Too many mistakes. Too much "hero ball," Perkins said.
"I thought we got back to ‘I' basketball -- individual, contested looks all night, shooting over two and three people," Perkins said. "They'll live with that shot. But if we make them rotate and we make the extra pass, it's night and day.
"Hero ball is exactly what we were playing tonight," Perkins said.
For the first time in the series, the Thunder avoided the slow starts that have plagued them, managing not to fall behind by double-digits in the first quarter. But they still had no answer for James' determined assault on the paint, nor did they have the poise to force James or Dwyane Wade to make contested jumpers under pressure with the game on the line. The Heat are determined to draw from the experience of last year's failure in the Finals, but weren't forced to dig too deeply into that archive Sunday night.
"We talk about it all the time," said James, who had 29 points and 14 rebounds. "We understand that it's been a great teacher for us, just the experience. We don't take things for granted."
The Thunder took too much for granted in Game 3, left too much to chance.

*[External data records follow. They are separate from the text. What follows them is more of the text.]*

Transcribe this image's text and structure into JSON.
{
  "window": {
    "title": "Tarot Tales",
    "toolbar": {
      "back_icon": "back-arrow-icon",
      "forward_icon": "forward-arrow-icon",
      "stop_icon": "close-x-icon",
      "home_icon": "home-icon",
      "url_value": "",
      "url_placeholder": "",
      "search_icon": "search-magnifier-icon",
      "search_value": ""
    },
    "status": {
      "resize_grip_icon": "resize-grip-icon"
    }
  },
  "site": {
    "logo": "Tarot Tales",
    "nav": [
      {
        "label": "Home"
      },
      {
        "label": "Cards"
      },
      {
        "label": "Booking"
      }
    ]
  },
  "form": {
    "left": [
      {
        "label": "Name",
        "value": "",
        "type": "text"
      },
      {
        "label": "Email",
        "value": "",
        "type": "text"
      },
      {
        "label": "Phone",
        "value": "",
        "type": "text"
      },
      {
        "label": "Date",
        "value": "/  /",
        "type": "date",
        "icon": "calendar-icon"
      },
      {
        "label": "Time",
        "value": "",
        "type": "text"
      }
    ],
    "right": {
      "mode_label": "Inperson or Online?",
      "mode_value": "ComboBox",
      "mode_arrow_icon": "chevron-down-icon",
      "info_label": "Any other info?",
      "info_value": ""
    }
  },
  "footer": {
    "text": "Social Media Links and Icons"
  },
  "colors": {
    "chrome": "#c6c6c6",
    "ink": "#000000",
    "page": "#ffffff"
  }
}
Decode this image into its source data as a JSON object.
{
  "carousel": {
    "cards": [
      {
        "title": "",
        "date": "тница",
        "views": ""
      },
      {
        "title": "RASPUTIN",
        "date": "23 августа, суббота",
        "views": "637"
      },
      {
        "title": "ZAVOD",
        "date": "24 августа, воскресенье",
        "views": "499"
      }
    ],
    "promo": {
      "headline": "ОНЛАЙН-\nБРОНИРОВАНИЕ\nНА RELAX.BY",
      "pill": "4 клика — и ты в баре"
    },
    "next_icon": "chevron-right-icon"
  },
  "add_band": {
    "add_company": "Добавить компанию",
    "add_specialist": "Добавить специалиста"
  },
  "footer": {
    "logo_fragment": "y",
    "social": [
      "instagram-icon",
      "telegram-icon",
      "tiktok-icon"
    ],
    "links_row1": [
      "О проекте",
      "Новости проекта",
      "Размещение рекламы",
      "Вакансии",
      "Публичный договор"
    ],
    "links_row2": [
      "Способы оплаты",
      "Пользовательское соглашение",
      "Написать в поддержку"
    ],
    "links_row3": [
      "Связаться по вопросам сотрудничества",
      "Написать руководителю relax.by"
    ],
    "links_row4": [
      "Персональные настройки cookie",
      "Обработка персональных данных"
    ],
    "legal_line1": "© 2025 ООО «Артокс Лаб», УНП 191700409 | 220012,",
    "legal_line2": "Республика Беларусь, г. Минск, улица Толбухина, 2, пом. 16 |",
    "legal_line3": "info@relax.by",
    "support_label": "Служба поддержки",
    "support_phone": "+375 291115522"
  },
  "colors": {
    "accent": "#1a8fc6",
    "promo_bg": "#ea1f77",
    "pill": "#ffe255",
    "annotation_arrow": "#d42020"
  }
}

Durant went to the bench after being called for his fourth foul with 5:41 left in the third and the Thunder leading 60-54. On the bench he stayed for the rest of the quarter, along with Russell Westbrook, who was yanked by coach Scott Brooks with 5:01 left after a series of mistakes. The Thunder went 1-for-10 from the field the rest of the quarter, and the Heat led 69-67.
There was a tendency to blame the officiating -- this is the NBA, after all, where everybody blames the officiating -- but that's not how Perkins saw it. That's not how I saw it, either.

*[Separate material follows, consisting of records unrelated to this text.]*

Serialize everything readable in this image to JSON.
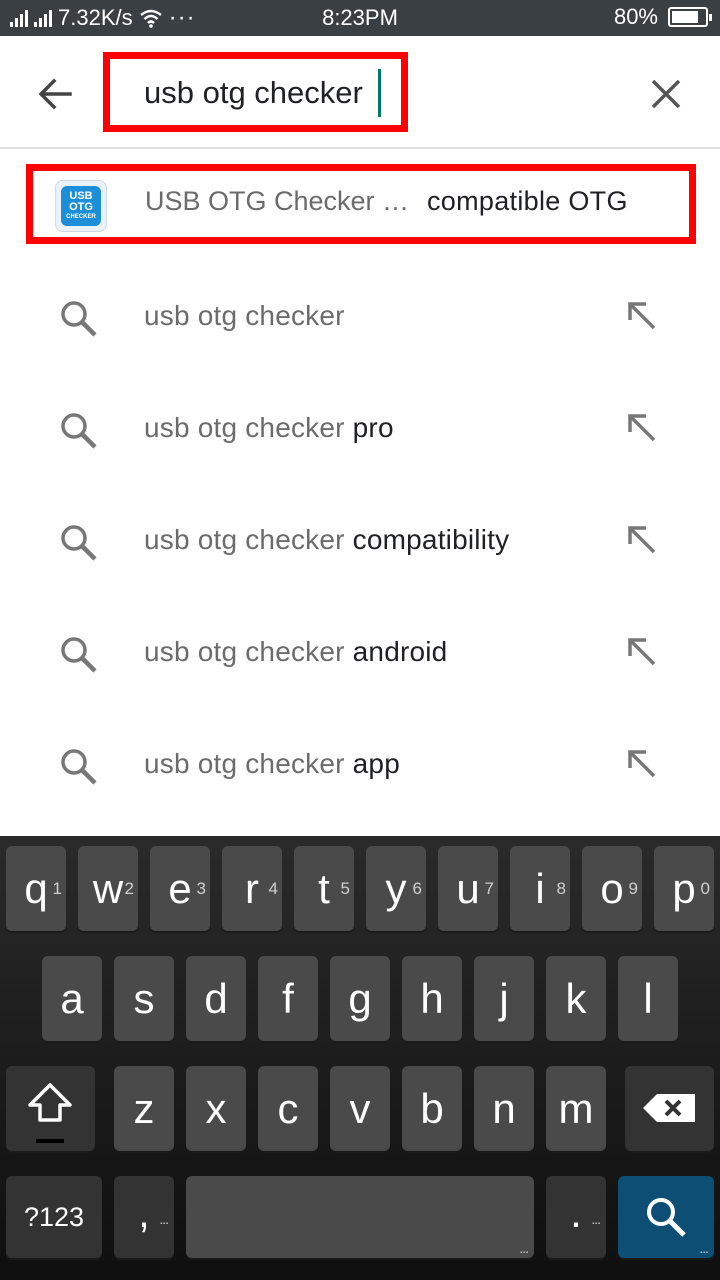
{
  "status_bar": {
    "network_speed": "7.32K/s",
    "dots": "···",
    "time": "8:23PM",
    "battery_percent": "80%",
    "battery_level": 0.8
  },
  "search": {
    "query": "usb otg checker",
    "back_icon": "arrow-back-icon",
    "clear_icon": "close-icon"
  },
  "app_suggestion": {
    "icon_text_line1": "USB",
    "icon_text_line2": "OTG",
    "icon_text_line3": "CHECKER",
    "name": "USB OTG Checker …",
    "extra": "compatible OTG"
  },
  "suggestions": [
    {
      "prefix": "usb otg checker",
      "suffix": ""
    },
    {
      "prefix": "usb otg checker",
      "suffix": " pro"
    },
    {
      "prefix": "usb otg checker",
      "suffix": " compatibility"
    },
    {
      "prefix": "usb otg checker",
      "suffix": " android"
    },
    {
      "prefix": "usb otg checker",
      "suffix": " app"
    }
  ],
  "keyboard": {
    "row1": [
      {
        "label": "q",
        "hint": "1"
      },
      {
        "label": "w",
        "hint": "2"
      },
      {
        "label": "e",
        "hint": "3"
      },
      {
        "label": "r",
        "hint": "4"
      },
      {
        "label": "t",
        "hint": "5"
      },
      {
        "label": "y",
        "hint": "6"
      },
      {
        "label": "u",
        "hint": "7"
      },
      {
        "label": "i",
        "hint": "8"
      },
      {
        "label": "o",
        "hint": "9"
      },
      {
        "label": "p",
        "hint": "0"
      }
    ],
    "row2": [
      "a",
      "s",
      "d",
      "f",
      "g",
      "h",
      "j",
      "k",
      "l"
    ],
    "row3": [
      "z",
      "x",
      "c",
      "v",
      "b",
      "n",
      "m"
    ],
    "symbols_label": "?123",
    "comma_label": ",",
    "period_label": ".",
    "more_dots": "..."
  },
  "colors": {
    "highlight_border": "#ff0000",
    "cursor": "#00796b",
    "search_key": "#0d4f74"
  }
}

"He's got to be smarter," Perkins said of Durant. "Some of them were fouls. The charge [committed by Durant on a three-point play by James with 3:44 left in the fourth] was questionable, but at the end of the day, you've got to be smarter."
Spoken like a guy who has won and lost in the Finals before and knows that asking the refs to call fouls or not call them can't be your best strategy in this setting, at this time of year.
The Thunder's ultimate undoing, however, came in waves of incompetence and anxiety in the fourth. Their downfall started innocently enough with Chris Bosh's block of Durant's driving jumper, which was followed by a missed 3-pointer by Durant and two straight turnovers by James Harden. Then came the three-point play by James, who blew up Durant on his way to the basket to draw the and-one. Block, charge, whatever. The Thunder's mistakes ensured that James could simply do what he does best -- run the floor and overpower everyone in his path. Suddenly, a one-point game had become an 84-77 lead for the Heat with 3:44 left.
Then, the final 90 seconds -- a horror show for the Thunder, a team that had stood up to the Spurs but hadn't grown up enough to make the Heat earn their first home game in this series.
Westbrook had made a 17-footer to cut Miami's lead to 86-85 with 1:30 left, and that was the last time the ball would go through the basket for Oklahoma City. Durant missed a jumper, Westbrook missed a 3-pointer, and then Harden tried to draw a charge from James. OK, he flopped. That's what he did, and the irony for the Thunder is that if Harden hadn't hit the deck, the whistle probably wouldn't have blown.
James hit 1 of 2 from the line, his 29th and final point -- the final point that was necessary from him, because Thabo Sefolosha's lazy inbounds pass was stolen by Wade with 16 seconds left.
"Careless and sloppy," Perkins said. "... We've got to value the ball."
They should've valued this opportunity, too.
"After the game, everybody should say, 'I did everything I was supposed to do, everything I can do, I played my heart out,' and then you live with the results," Perkins said. "If you lose, you lose. But you shouldn't have any regrets."
On this night, too many regrets to count.